Saturday, February 7, 2015

Book Review: The Scarlet Pimpernel

I've heard this book title for what seems my entire life, and I at last read the novel at the encouragement of a friend who said it was the book that made her start loving to read. I was looking for the perfect book for my 9th/10th grade British Lit class, which is composed of 15 boys who shrivel at the name Jane Eyre and six girls. Pride and Prejudice was just not going to work for this particular class. Fortunately, The Scarlet Pimpernel turned out to be exactly what this class needs.

The story takes place in the midst of the French Revolution, when the guillotine seems to never stop its grisly job.
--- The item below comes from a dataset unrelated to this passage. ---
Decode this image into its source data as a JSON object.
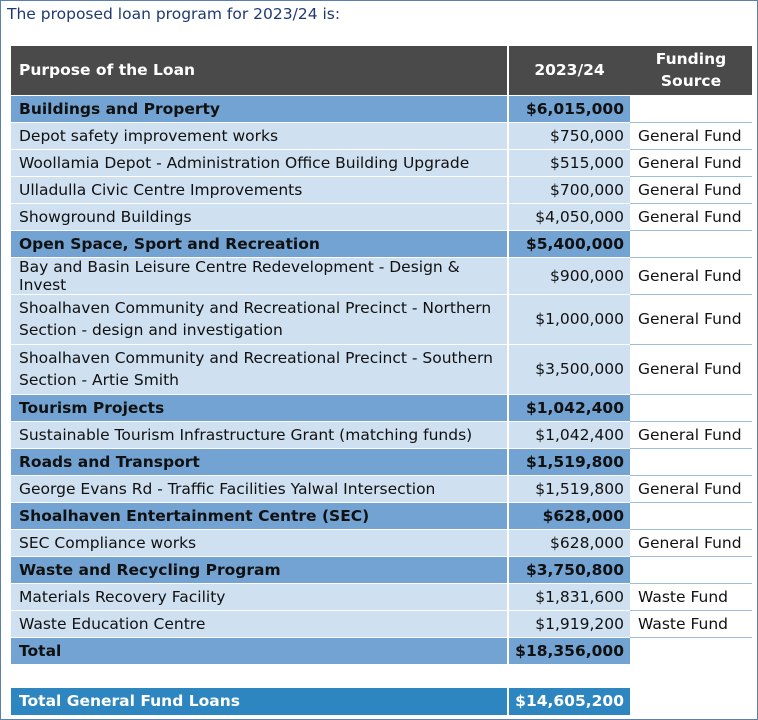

The Scarlet Pimpernel is the English hero, a master of disguise who rescues French nobility from their fate right just at the last moment, much to the embarrassment and fury of the revolutionaries. Lady Blakeney is the brilliant but unhappy young wife of Sir Percy, a dunderheaded English aristocrat. In her zeal to save her brother from the guillotine, Lady Blakeney comes up against the Scarlet Pimpernel, and the story goes from there.

I'm starting my students off with a bit of French Revolution history before they begin the book, and I think we'll need a chart to keep all the characters straight at first; but I anticipate that once they are several chapters into the book, they will really love it. We'll plan to watch the movie together when we finish the book.

The Scarlet Pimpernel (by Baroness Orczy) is not on a single "classics" or "top 100" books to read list that I have ever run across, and I'm not sure why. This is a fabulous, entertaining story. True, it's a little slow at places and somewhat contrived, but what a great novel: it's full of adventure, romance, suspense, and history. It really is a perfect British lit book for reluctant readers especially. It's easy to read, although the first part moves slowly, and the twists and turns just don't stop. Highly recommended.

1 comment:

hopeinbrazil said...

Maybe it doesn't have classic status because it isn't huge on insights into human nature. But it is well-written, engaging, and so appealing that it keeps getting made into movies. It's one of my favorite books.